This lead to the split between two major groups in Islam: Sunni and Shi’ite. The Shi’ite Muslim tradition believes that Muhammad designated Ali as his successor. Ali faced a major military threat from other Muslims and fought a battle and later agreed to arbitration. When he was killed in 661, most Muslims accepted the leadership of one of the caliphs. But the division between two sects of Islam was now established. Even during these civil wars, the world of Islam continued to expand and dominate the region. In many ways, this new Muslim state became the successor to the empires of Rome and Persia. The Muslim empire spanned from Spain in the west to India in the east. In the centuries that followed, Islam penetrated deeper into Africa and Asia, extending as far as the Philippines.
This time period was the beginning of the golden age of Islam, which produced some of the world’s finest philosophers and mathematicians. Baghdad, for example, had a library unmatched by anything else in the world and housed writings from Plato and Aristotle.
Also during this time, conflict between Islam and Christianity erupted. In 691, the Dome of the Rock Mosque was erected in Jerusalem. In 715 the Great Mosque was built in Damascus. So, by 1095, a series of Crusades were begun in an effort to reclaim the Holy Land from the Muslims.

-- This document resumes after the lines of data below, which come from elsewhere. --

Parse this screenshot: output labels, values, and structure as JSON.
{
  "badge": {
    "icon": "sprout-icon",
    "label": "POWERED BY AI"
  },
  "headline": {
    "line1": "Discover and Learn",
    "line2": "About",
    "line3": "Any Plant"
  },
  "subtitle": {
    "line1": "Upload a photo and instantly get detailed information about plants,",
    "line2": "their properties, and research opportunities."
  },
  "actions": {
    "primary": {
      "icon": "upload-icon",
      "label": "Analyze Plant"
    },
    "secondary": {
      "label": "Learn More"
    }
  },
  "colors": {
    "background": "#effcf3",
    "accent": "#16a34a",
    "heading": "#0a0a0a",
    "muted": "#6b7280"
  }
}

By the tenth century, the power of the caliphs was reduced as power shifted to the military commanders, who frequently took the title of sultan (meaning authority). Much of this military leadership was Turkish.
From the tenth to the sixteenth century, the size of the Muslim world nearly doubled. This expansion was not so much due to the military conquering lands as it was due to traveling merchants and itinerant preachers. Teachers of a devotional life also developed during this time. This would include the sect of Islam known as Sufism.
From the sixteenth century onward, Islam began to be affected by the influence of European powers. Eventually, European countries colonized much of the Muslim world. This situation remained relatively unchanged until the end of WWI. Much of the map of the Middle East was drawn up, and later many of the Muslim countries gained political independence. The discovery and development of the vast oil reserves in many Muslim lands have also brought economic independence.
Today Islam is the second largest religion in the world with approximately 1.6 billion adherents worldwide. It is also one of the fastest growing religions in the world. The Islam religion can be found around the globe. Islam is no longer just a religion of the Middle East. There are actually more Muslims in Asia (60 percent) than in the Arab world (22 percent) and sub-Saharan Africa (12 percent). The country with the most Muslims today is not an Arab country but Indonesia in Southeast Asia.